There it is. without technical drawings this is what I have to offer. The key thing to realize is how important the basic principles are. They are not rules, just guidelines that will give you a starting point when designing. I hope all the information helps.

I have to get back out to the shop and get some work done.

Good Luck!

P.S. Refer to the photos for the relationship of one part to another.

-- Todd A. Clippinger, Montana,

6 comments so far

View Bob Babcock's profile

Bob Babcock

1804 posts in 4051 days

#1 posted 04-04-2007 02:07 AM

Hi Todd,
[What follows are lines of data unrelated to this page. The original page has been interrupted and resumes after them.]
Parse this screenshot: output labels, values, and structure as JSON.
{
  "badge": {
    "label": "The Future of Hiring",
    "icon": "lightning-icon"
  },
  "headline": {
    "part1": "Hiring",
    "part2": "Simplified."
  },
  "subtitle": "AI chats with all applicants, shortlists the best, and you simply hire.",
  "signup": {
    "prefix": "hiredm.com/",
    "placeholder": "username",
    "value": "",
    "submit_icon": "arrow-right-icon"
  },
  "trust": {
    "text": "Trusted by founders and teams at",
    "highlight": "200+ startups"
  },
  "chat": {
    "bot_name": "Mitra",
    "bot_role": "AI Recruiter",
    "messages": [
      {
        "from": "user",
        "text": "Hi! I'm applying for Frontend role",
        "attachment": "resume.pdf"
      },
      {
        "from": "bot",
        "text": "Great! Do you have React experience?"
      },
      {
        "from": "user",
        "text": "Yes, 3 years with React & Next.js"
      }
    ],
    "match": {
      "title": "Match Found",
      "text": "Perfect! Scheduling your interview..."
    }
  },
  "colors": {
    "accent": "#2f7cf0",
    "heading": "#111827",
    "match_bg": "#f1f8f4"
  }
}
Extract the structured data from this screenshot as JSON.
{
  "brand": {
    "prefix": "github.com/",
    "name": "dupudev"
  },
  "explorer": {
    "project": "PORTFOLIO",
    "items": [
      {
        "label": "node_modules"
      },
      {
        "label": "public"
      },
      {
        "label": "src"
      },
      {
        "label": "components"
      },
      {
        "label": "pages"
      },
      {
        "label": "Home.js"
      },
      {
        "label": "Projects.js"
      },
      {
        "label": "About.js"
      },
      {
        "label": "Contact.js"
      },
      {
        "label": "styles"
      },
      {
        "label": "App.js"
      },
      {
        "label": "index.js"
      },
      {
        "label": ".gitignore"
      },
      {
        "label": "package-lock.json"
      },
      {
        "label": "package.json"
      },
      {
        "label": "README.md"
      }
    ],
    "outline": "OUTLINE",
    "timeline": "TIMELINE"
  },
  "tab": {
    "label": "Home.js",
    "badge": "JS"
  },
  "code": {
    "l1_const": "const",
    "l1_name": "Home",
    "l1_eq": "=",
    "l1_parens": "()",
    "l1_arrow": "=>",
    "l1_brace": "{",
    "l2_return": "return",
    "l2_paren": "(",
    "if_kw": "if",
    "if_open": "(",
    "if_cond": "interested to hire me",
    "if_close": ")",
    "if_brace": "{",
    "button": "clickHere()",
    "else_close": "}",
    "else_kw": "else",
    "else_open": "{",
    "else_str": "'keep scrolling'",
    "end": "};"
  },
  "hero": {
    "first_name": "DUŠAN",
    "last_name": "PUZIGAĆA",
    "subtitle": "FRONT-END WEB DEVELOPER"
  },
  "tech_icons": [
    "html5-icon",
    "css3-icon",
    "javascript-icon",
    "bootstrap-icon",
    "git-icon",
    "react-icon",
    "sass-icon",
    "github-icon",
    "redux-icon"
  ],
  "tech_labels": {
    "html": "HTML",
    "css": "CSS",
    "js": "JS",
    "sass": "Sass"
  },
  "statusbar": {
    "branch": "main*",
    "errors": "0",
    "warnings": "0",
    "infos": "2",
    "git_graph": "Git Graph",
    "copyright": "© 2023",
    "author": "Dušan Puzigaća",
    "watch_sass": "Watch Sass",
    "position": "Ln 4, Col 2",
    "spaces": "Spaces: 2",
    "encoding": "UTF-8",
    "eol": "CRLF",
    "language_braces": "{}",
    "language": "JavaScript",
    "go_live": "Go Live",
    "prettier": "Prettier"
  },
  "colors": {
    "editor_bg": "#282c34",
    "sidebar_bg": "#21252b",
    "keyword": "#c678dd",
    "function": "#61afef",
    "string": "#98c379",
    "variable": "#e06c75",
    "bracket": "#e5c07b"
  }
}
I just looked at the table. Absolutely beautiful..very sophisticated look, but elemental somehow. Would you mind if I put it into Sketchup? I can bounce the model off of you for comments and such and then you can post the resulting finished model. I’ll be sure to attribute the design to you in the model description and on the model itself. I will definitely try to build one some day when I feek my skills are up to it….may be

Again, beautiful…oh, and I envy you those two shops…..I’d like to have one good one.


-- Bob, Carver Massachusetts, Sawdust Maker

View Todd A. Clippinger's profile

Todd A. Clippinger

8901 posts in 4064 days

#2 posted 04-04-2007 02:36 AM


You are amazing on the Sketchup drawing! I just checked out your work on the Thorsen table.

Here’s the condition I have for your proposal: You absolutely must give yourself credit as the Sketchup artist.

I will be working out of the other shop next week.


-- Todd A. Clippinger, Montana,

View Todd A. Clippinger's profile

Todd A. Clippinger

8901 posts in 4064 days

#3 posted 04-04-2007 02:46 AM

Another note on the table contruction. I think that biscuit and pocket hole joinery would be sufficient for the construction of this table design. You add a lot of strength by adding a shelf and tying the legs together at the bottom. This table isn’t going to really be stressed.

I got to thinking about that after seeing a bookcase in the latest issue of “Wood” magazine that was all put together with biscuits. I’m not sure I would feel good about that decision, people tend to move bookcases once in a while without unloading the weight.

-- Todd A. Clippinger, Montana,

View MsDebbieP's profile


18615 posts in 4125 days

#4 posted 04-04-2007 02:52 AM

great directions!!
“about this big” is exactly how I measure! :)

-- ~ Debbie, Canada (

View Todd A. Clippinger's profile

Todd A. Clippinger

8901 posts in 4064 days

#5 posted 04-04-2007 02:59 AM

My wife is a real artist with food, I realized that I do woodworking like she cooks; about this much, a bit more of that, a little of this.

I can be technical when necessary. I had 32 pages of technical drawings and specs for Cooper’s entertainment center.

-- Todd A. Clippinger, Montana,

View scottb's profile


3648 posts in 4292 days

#6 posted 04-04-2007 04:35 AM

Thanks for this information… certainly very handy… and perhaps it will give reason for us to move a sofa AWAY from a wall!

Bob, Thanks for the Sketchup offer as well!

-- I am always doing what I cannot do yet, in order to learn how to do it. - Van Gogh -- --

Have your say...

You must be signed in to post the comments.

DISCLAIMER: Any posts on LJ are posted by individuals acting in their own right and do not necessarily reflect the views of LJ. LJ will not be held liable for the actions of any user.

Latest Projects | Latest Blog Entries | Latest Forum Topics